The Originals - Christian Allaire
How has the loafer endured as not only a functional, but also fashionable shoe? NYC-based Vogue Fashion & Style Writer Christian Allaire shares his point of view…
“I used to think loafers were too dressy for me,” Christian Allaire, fashion & style writer for Vogue US, confesses.
He now knows better, of course, and owns three pairs. So what brought about the change? “We’re all dressing more casually than ever, “ he explains. “So pairing a loafer with something sporty or casual gives it a boost. In outfits, it’s all about balance, and loafers provide the perfect balance to a comfortable, dressed-down look. They’re not as formal as a brogue or laced shoe, but the silhouette is classic and sleek.”
Christian notes that he used to dress up much more in his 20s, As a result, he often moderated his more dressy outfits with sneakers. And growing up Indigenous (Ojibwe), Christian found himself in a shoe similar to a loafer every day: the moccasin.
“The moccasin is basically the original version of the loafer,” Christian explains. “And just like the loafer, it has many uses. It can be a more casual shoe, or used for ceremonial purposes. So there’s a lot of familiarity for me with that look; the leather loafer version is just a bit more structured.”
Though there are a plethora of loafer styles today, from the thinner sole to the penny loafer, Christian prefers a lug-sole for a thicker silhouette, which he says is the perfect “middle” shoe, meaning it can be made more formal or casual depending on the outfit.
“I like to style my loafers with black socks. I know some people don’t wear socks with their loafers, but that doesn’t look right to my eye. I always have socks. My ideal outfit would be a pair of structured shorts, a loose button-down, and black leather loafers with black socks;” says Christian.
Because he was a shoe editor back in the day, Christian is always focused on finding the right pair for a look. In fact, he says that all good outfits start from the shoe. “90% of the time, I build an outfit from the shoe up,” Christian says. But his love for a good loafer - and a good shoe in general - goes deeper than the outfit.
“My experience as a shoe editor taught me that, like all fashion, creating a great shoe is an art and a craft. In a way, I think making a good shoe is the hardest thing to do because, yes, it needs to look great, but first and foremost it needs to be comfortable,” he says. And with a background like his, Christian says that he can tell immediately when he sees a shoe whether or not it will be a good fit.

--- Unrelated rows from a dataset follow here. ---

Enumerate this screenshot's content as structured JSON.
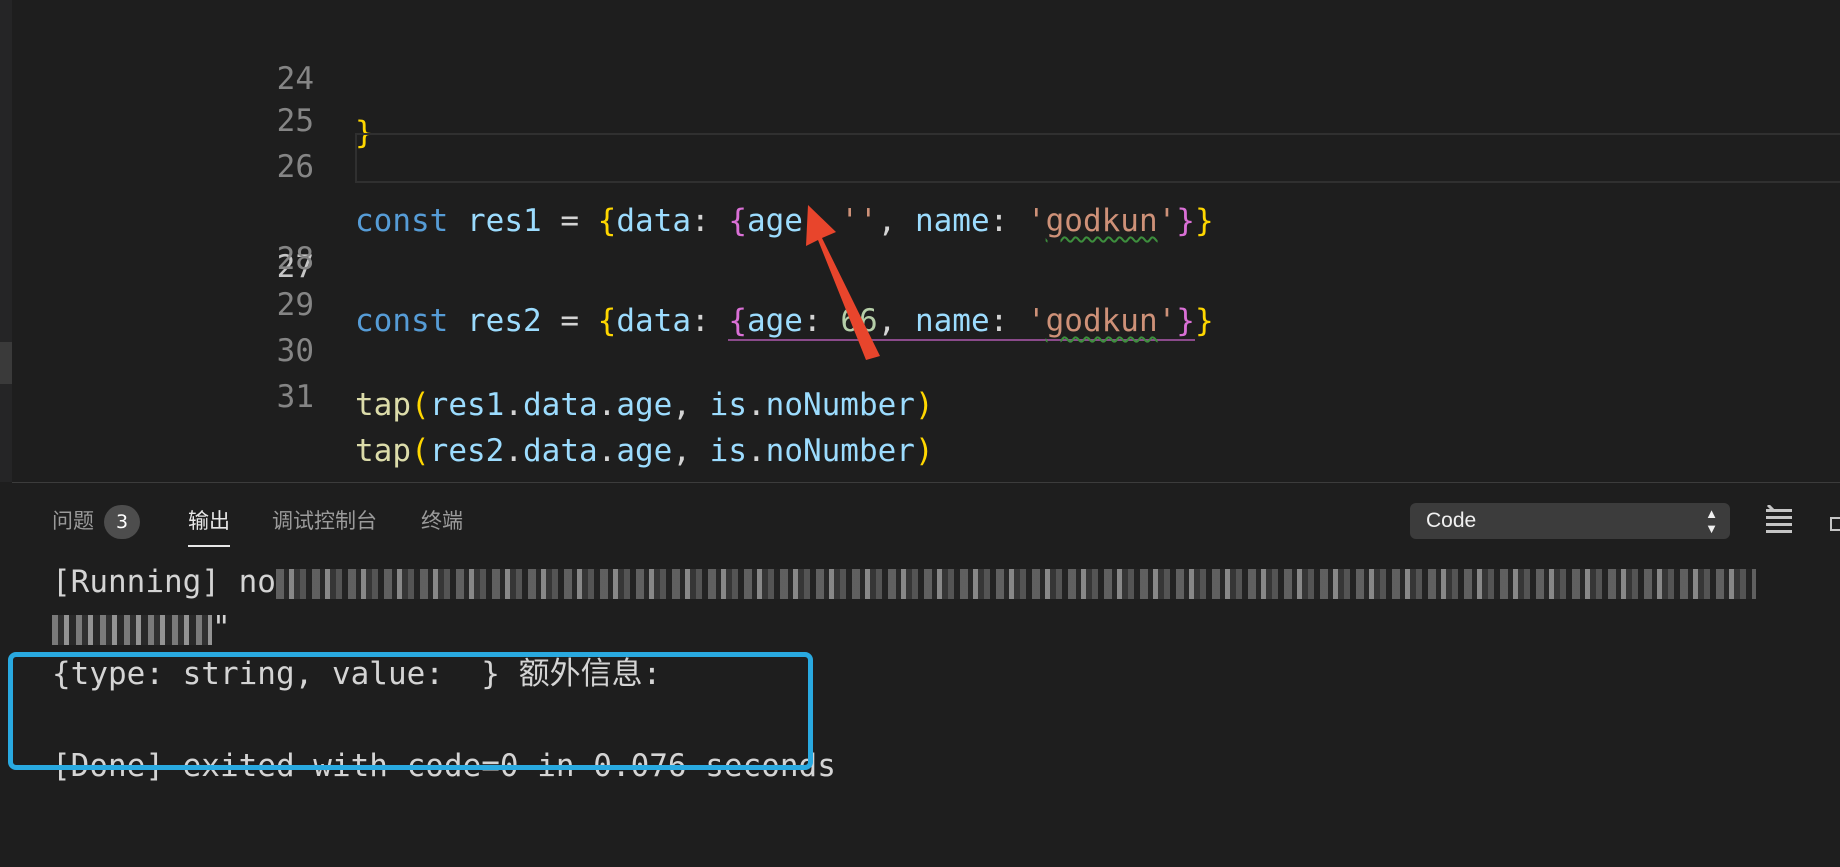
{
  "editor": {
    "lines": [
      {
        "num": "24",
        "code": "}"
      },
      {
        "num": "25",
        "code": ""
      },
      {
        "num": "26",
        "kw": "const",
        "name": "res1",
        "eq": " = ",
        "open1": "{",
        "key": "data",
        "colon": ": ",
        "open2": "{",
        "k1": "age",
        "v1": "''",
        "comma": ", ",
        "k2": "name",
        "v2a": "'",
        "v2b": "godkun",
        "v2c": "'",
        "close2": "}",
        "close1": "}"
      },
      {
        "num": "27",
        "kw": "const",
        "name": "res2",
        "eq": " = ",
        "open1": "{",
        "key": "data",
        "colon": ": ",
        "open2": "{",
        "k1": "age",
        "v1": "66",
        "comma": ", ",
        "k2": "name",
        "v2a": "'",
        "v2b": "godkun",
        "v2c": "'",
        "close2": "}",
        "close1": "}"
      },
      {
        "num": "28",
        "code": ""
      },
      {
        "num": "29",
        "code": ""
      },
      {
        "num": "30",
        "fn": "tap",
        "p1": "(",
        "a": "res1",
        "d1": ".",
        "b": "data",
        "d2": ".",
        "c": "age",
        "comma": ", ",
        "e": "is",
        "d3": ".",
        "f": "noNumber",
        "p2": ")"
      },
      {
        "num": "31",
        "fn": "tap",
        "p1": "(",
        "a": "res2",
        "d1": ".",
        "b": "data",
        "d2": ".",
        "c": "age",
        "comma": ", ",
        "e": "is",
        "d3": ".",
        "f": "noNumber",
        "p2": ")"
      }
    ]
  },
  "panel": {
    "tabs": [
      {
        "label": "问题",
        "badge": "3"
      },
      {
        "label": "输出"
      },
      {
        "label": "调试控制台"
      },
      {
        "label": "终端"
      }
    ],
    "select_value": "Code",
    "output": {
      "running_prefix": "[Running] no",
      "running_tail": "\"",
      "result_line": "{type: string, value:  } 额外信息:",
      "done_line": "[Done] exited with code=0 in 0.076 seconds"
    }
  },
  "colors": {
    "highlight_box": "#29a9e0",
    "annotation_arrow": "#e8452c"
  },
  "icons": [
    "clear-output-icon",
    "maximize-panel-icon",
    "select-arrows-icon",
    "annotation-arrow"
  ]
}
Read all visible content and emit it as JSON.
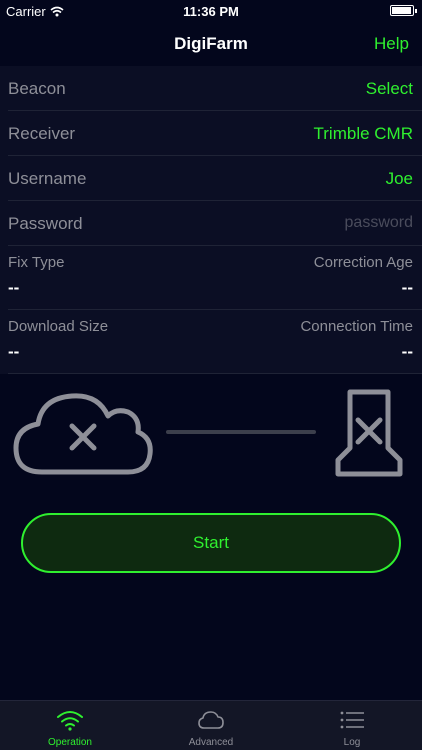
{
  "status_bar": {
    "carrier": "Carrier",
    "time": "11:36 PM"
  },
  "nav": {
    "title": "DigiFarm",
    "help": "Help"
  },
  "form": {
    "beacon": {
      "label": "Beacon",
      "value": "Select"
    },
    "receiver": {
      "label": "Receiver",
      "value": "Trimble CMR"
    },
    "username": {
      "label": "Username",
      "value": "Joe"
    },
    "password": {
      "label": "Password",
      "placeholder": "password"
    }
  },
  "info": {
    "fix_type": {
      "label": "Fix Type",
      "value": "--"
    },
    "correction_age": {
      "label": "Correction Age",
      "value": "--"
    },
    "download_size": {
      "label": "Download Size",
      "value": "--"
    },
    "connection_time": {
      "label": "Connection Time",
      "value": "--"
    }
  },
  "status_graphic": {
    "cloud_icon": "cloud-disconnected-icon",
    "receiver_icon": "receiver-disconnected-icon"
  },
  "actions": {
    "start": "Start"
  },
  "tabs": [
    {
      "label": "Operation",
      "icon": "wifi-icon",
      "active": true
    },
    {
      "label": "Advanced",
      "icon": "cloud-icon",
      "active": false
    },
    {
      "label": "Log",
      "icon": "list-icon",
      "active": false
    }
  ],
  "colors": {
    "accent": "#2ff02f",
    "background": "#03061c",
    "form_background": "#0b0e24",
    "muted": "#8e8f98"
  }
}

So what should you do if you don’t have shoe-clairvoyance like Christian? Here are his tips for choosing the right shoe: “First, a shoe should spark joy when you see it. For the fit, it shouldn’t be too tight, and you want material that will give a bit. Leather, in particular, should stretch over over time. Finally, find something that fits your arch. If you struggle with that, inserts can help!”
As a fashion - and shoe - expert, Christian knows that the power of the loafer is from the ground up, from the moment you step into it and the outfit that it complements.